So that when we come to you with the question, How do we cool it? All we’re asking is that same old question, What does the Negro want?

Yes. You’re asking me to help you save it.

Save ourselves?

Yes. But you have to do that.

Speaking strictly, from your point of view, how would you talk to an angry black man ready to tear up the town?

I only know angry black men. You mean, how would I talk to someone twenty years younger than I?

That’s right.

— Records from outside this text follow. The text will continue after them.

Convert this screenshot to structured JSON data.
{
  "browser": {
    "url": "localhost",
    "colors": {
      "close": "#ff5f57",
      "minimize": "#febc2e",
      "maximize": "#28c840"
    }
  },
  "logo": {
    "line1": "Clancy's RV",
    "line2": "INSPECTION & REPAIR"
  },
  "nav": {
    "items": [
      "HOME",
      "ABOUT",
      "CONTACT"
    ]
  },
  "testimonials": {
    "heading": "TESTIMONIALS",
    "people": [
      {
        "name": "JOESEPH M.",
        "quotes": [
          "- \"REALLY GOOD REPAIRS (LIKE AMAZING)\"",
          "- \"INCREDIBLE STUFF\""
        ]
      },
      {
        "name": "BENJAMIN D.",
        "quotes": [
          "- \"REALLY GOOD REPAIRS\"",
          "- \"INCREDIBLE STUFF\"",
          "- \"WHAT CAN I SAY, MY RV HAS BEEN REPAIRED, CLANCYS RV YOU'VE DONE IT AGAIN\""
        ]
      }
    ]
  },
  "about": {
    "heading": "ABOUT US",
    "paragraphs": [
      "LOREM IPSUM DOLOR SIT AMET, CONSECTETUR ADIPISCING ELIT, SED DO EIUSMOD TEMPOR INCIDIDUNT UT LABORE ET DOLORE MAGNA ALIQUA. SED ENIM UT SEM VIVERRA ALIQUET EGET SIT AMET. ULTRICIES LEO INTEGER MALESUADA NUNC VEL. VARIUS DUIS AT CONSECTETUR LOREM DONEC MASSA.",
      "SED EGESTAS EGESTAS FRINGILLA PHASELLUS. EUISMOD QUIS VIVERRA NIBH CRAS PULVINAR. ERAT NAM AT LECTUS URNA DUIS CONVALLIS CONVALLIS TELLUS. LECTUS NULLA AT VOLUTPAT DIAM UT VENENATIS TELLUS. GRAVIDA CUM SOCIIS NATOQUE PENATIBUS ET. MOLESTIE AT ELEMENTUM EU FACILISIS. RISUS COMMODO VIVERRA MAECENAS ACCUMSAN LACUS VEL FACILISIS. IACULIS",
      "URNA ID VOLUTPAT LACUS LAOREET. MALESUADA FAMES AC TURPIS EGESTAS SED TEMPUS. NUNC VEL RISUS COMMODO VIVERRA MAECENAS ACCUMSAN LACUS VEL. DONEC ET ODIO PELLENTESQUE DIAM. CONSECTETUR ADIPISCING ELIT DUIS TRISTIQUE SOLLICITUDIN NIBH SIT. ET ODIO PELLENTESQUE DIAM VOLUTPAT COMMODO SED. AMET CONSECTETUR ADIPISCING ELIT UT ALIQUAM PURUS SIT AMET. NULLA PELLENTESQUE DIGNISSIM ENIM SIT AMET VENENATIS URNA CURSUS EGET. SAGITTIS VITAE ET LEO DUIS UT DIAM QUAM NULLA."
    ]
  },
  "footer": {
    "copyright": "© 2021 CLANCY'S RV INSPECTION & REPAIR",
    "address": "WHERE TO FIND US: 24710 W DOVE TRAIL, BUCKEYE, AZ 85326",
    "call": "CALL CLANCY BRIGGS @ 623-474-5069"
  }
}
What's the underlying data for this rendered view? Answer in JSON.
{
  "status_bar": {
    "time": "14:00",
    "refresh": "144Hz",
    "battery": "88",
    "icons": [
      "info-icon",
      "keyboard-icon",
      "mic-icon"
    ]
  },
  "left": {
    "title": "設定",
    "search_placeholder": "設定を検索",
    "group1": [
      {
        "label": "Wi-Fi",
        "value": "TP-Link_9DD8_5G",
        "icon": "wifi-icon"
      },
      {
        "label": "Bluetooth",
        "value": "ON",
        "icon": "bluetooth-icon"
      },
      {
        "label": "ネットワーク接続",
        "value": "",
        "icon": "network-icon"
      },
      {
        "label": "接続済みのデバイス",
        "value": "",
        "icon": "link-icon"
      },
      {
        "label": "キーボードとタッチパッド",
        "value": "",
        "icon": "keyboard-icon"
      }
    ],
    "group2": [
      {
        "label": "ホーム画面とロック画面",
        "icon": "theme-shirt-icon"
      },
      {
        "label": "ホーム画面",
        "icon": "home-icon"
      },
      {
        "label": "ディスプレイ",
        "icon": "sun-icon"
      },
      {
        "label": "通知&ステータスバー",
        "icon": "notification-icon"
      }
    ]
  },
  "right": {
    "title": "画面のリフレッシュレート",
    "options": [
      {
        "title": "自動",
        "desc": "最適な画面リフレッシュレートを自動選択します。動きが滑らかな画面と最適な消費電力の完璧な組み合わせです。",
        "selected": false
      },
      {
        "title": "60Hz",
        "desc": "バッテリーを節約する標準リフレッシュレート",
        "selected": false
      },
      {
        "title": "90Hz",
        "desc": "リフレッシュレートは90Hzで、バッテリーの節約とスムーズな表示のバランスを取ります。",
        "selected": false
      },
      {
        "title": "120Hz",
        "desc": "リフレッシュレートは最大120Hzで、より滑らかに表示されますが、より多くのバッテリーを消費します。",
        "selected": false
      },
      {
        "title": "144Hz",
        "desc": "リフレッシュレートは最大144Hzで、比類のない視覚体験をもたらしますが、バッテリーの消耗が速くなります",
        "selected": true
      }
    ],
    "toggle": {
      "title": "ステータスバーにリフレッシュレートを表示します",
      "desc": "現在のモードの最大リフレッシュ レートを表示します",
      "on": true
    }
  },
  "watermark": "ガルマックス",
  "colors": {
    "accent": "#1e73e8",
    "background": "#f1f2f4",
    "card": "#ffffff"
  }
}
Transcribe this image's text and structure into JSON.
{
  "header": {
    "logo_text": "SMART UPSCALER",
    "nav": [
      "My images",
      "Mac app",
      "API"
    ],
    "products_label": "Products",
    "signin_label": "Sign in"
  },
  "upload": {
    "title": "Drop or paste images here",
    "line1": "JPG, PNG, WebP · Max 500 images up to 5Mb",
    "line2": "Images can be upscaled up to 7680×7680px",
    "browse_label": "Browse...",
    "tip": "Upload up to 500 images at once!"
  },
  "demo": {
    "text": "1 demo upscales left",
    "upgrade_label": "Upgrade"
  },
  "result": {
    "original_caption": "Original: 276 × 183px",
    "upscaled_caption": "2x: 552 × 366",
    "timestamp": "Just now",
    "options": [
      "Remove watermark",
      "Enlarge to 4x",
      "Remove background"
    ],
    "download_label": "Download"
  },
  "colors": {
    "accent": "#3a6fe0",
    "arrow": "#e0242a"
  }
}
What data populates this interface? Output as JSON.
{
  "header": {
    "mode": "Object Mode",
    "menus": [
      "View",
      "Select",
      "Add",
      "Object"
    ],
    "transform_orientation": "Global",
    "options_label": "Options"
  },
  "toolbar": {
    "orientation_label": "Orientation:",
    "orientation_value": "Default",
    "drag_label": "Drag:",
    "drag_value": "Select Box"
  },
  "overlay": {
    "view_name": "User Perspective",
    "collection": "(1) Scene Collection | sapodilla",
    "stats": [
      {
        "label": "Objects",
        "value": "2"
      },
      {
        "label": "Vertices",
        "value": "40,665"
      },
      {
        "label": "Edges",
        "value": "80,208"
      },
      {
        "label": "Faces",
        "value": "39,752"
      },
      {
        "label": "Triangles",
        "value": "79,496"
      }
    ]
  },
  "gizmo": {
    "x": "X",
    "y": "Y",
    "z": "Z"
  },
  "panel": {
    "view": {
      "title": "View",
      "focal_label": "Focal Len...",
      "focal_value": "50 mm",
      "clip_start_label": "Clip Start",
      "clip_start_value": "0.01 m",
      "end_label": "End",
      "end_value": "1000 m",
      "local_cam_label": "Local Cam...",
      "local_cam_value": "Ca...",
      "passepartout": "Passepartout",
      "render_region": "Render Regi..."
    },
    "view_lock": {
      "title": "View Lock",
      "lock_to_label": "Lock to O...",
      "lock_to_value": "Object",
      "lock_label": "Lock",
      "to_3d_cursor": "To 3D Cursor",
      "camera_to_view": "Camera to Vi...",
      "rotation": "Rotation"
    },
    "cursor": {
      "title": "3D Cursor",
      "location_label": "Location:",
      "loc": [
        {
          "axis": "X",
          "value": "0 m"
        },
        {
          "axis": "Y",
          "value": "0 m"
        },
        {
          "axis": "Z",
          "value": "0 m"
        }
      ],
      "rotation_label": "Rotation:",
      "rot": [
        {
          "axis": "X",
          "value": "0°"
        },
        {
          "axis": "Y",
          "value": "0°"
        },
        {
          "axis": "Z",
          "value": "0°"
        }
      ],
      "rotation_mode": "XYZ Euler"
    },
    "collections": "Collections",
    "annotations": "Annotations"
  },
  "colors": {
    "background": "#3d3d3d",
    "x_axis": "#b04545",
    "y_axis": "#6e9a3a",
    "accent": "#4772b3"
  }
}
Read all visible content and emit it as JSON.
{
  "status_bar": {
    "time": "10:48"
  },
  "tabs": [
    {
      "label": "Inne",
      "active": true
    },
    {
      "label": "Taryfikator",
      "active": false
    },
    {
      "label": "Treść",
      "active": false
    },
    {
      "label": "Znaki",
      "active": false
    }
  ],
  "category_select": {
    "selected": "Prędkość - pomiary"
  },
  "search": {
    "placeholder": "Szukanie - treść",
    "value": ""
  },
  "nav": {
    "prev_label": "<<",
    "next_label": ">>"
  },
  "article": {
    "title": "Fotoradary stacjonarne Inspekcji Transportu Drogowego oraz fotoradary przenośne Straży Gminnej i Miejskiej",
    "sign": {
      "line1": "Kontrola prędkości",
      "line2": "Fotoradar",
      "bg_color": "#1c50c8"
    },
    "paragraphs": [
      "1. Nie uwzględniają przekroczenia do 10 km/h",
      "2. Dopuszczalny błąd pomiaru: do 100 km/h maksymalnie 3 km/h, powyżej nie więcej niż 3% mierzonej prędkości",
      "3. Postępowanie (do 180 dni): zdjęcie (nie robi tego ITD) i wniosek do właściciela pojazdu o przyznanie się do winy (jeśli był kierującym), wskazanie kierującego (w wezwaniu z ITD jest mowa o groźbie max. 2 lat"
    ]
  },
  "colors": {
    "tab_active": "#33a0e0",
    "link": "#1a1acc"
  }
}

That would be very difficult to do. I’ve tried, and I try it, and I try it all the time. All I can tell him, really, is I’m with you, whatever that means. I’ll tell you what I can’t tell him. I can’t tell him to submit and let himself be slaughtered. I can’t tell him that he should not arm, because the white people are armed. I can’t tell him that he should not let anybody rape his sister, or his wife, or his mother. Because that’s where it’s at. And what I try to tell him, too, is if you’re ready to blow the cat’s head off—because it could come to that—try not to hate him, for the sake of your soul’s salvation and for no other reason. But let’s try to be better, let’s try—no matter what it costs us— to be better than they are. You haven’t got to hate them, though we do have to be free. It’s a waste of time to hate them.

This interview originally appeared in the July 1968 issue of Esquire Magazine. Read every Esquire story ever published on Esquire Classic.